Migrants wait in Serbia where a passport linked to a suspect in the Paris attacks was used recently. Macedonia meanwhile, is building a fence to slow migrant flow. Deborah Lutterbeck reports.
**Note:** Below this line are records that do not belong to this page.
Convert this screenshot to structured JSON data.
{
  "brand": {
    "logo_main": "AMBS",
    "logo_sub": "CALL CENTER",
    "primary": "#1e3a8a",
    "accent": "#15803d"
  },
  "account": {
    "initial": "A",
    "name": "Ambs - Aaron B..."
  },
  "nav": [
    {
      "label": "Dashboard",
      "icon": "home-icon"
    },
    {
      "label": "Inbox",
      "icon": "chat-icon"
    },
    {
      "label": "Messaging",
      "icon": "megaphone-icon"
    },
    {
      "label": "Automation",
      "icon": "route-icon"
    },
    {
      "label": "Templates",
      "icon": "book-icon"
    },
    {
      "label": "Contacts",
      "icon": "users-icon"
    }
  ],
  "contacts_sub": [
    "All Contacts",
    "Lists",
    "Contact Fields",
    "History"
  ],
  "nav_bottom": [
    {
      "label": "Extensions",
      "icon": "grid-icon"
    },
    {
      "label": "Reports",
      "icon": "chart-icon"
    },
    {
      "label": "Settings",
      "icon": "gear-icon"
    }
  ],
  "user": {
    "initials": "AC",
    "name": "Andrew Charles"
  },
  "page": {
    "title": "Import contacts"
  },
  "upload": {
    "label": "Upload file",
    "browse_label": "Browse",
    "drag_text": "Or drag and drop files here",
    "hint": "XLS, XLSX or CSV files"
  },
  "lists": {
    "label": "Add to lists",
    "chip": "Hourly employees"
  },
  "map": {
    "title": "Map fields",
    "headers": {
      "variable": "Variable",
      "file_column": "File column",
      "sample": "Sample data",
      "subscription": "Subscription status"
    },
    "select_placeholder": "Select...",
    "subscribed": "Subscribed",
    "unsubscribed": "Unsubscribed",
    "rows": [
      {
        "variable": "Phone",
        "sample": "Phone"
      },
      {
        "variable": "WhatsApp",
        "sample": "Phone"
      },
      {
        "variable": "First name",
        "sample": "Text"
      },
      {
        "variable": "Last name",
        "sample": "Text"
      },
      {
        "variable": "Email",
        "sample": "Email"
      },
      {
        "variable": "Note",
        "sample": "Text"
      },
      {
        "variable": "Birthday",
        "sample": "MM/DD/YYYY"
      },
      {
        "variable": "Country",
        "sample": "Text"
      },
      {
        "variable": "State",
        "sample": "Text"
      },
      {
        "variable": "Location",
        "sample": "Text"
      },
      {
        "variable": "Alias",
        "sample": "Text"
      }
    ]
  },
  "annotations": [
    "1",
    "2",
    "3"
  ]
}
They sit and they wait. Refugees and migrants in Serbia hoping for a better life in Europe. Many have come through Macedonia -- they hope to resume their journey westward. Serbian police have confirmed that a Syrian passport found near the body of a suicide bomber killed in the Paris attacks last week was used by someone who crossed the Serbian border on October 7 at this center in Presevo. Serbia's Prime Minister Aleksandar Vucic says you don't always know just who is crossing the border. (SOUNDBITE) (English) PRIME MINISTER OF SERBIA, ALEKSANDAR VUCIC, SAYING: "The problem is that you don't know which passport has been forged, which one was not, you know. How can you do it? In Macedonia they are building fences. This is near the southern border with Greece. The aim is not to close the border -- but to limit the flow of migrants. Thousands travel through Macedonia every day, later moving onwards to Austria and Germany. (SOUNDBITE) (English) MIGRANT FROM PAKISTAN, ALI ISEN, SAYING: "I thank my God that I reached to Macedonia, and I hope that I will reach France safely. A state of emergency has been in force in Macedonia since August along its borders with Greece and Serbia-- a crisis with few answers and now new questions after the Paris attacks.